lOcation of Urk taken from forums.civfanatics.com lOcation of Urk (taken from forums.civfanatics.com[/caption)]

The fifth millennia BCE was a crucial time in the history of the human race. It is during this period that we see the culmination of several cultural processes which led to innovations, including states, cities and writing – the first signs of the existence of a complex society organised by a hierarchy and with specialist labour. In the ancient near East, these developments were first seen in the South of Mesopotamia, although the influence of these initial development sites were soon to spread throughout the entire near East.

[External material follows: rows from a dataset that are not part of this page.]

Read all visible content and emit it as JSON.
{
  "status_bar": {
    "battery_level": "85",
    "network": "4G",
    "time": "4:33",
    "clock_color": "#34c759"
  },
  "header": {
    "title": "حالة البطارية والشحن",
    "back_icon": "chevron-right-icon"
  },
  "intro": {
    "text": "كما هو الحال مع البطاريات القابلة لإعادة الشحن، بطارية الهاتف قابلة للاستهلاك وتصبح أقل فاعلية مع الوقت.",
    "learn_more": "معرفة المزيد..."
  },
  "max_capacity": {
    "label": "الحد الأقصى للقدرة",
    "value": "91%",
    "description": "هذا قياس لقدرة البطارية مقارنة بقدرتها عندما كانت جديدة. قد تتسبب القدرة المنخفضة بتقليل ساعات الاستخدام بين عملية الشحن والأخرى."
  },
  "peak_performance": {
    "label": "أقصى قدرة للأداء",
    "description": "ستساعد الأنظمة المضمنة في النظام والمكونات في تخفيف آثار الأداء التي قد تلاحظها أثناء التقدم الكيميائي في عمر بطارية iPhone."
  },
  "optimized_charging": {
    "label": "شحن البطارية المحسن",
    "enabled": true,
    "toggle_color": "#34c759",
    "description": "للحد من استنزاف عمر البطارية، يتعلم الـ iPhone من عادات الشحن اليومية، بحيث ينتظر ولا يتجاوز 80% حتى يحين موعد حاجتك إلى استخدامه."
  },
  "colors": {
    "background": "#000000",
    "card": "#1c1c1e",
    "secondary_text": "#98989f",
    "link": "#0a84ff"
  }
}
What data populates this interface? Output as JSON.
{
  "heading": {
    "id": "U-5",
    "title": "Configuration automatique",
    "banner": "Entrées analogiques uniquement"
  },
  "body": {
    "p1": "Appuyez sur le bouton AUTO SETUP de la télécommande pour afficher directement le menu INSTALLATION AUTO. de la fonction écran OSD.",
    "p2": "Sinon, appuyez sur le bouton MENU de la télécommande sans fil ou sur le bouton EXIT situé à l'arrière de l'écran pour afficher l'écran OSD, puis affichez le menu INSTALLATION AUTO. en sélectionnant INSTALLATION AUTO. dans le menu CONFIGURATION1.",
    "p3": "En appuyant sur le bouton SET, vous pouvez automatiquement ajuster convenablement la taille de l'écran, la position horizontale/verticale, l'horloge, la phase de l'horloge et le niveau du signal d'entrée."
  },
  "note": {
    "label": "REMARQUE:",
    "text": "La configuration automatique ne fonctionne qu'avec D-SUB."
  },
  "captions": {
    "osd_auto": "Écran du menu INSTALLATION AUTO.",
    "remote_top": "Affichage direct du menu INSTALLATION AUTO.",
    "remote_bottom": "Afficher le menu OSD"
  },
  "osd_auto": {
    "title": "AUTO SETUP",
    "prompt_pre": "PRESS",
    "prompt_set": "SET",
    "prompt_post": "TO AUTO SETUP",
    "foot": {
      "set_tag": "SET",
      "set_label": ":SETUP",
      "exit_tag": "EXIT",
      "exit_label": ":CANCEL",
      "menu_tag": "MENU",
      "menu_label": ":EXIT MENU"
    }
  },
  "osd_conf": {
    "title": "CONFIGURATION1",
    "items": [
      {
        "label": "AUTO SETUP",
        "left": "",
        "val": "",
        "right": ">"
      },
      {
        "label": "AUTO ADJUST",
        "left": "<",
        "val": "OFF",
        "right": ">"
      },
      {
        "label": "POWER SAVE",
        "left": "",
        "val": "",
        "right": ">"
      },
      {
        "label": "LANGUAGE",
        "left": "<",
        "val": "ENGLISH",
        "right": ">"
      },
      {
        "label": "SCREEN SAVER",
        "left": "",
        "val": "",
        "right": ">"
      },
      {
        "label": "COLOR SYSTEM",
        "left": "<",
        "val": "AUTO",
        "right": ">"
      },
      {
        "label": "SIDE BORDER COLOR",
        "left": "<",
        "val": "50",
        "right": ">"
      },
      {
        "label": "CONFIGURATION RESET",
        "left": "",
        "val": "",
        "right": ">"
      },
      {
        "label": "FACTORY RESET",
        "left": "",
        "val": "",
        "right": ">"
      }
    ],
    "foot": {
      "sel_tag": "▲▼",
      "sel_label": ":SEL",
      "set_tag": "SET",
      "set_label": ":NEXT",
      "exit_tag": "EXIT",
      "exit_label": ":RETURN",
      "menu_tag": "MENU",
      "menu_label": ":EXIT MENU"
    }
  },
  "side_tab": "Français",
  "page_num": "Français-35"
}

The area in which these developments occurred were in what later become to be known as central and southern Babylonia. The city which showed the greatest development was the city of Uruk in southern Babylonia and as a result, this period is generally known as the Uruk period and the process of change referred to as the Uruk phenomenon. In a period of 800 years, there was a marked shift from small agriculturally based villages to large urban centres with full-time bureaucracy and military and the development of a stratified society.
According to the Sumerian King list, city of Uruk was founded by King Enmerker in the year 4500 BCE. It is located on what was either a tributary of the River Euphrates or an alternative River course in the southern region of the land that came to be known as Sumer. (map) This area is today part of Iraq. Indeed some scholars argue that the name Iraq derives from the Aramaic name for the city of Uruk, which was Erech. In general terms, perhaps the city is most famous for its King, Gilgamesh, although he does not come to the throne, until the middle of the third century. In its early years, it was also the site for a number of firsts which led to development of ‘civilisation’. These include the development of an extensive trade network and of writing, first examples of architectural work in stone coupled with the building of great stone structures such as Ziggurats and temple complexes , the development of the cylinder seal and Joshua Mark argues the recognition of the importance of an individual role within the collective community and the development of specialised roles within that society.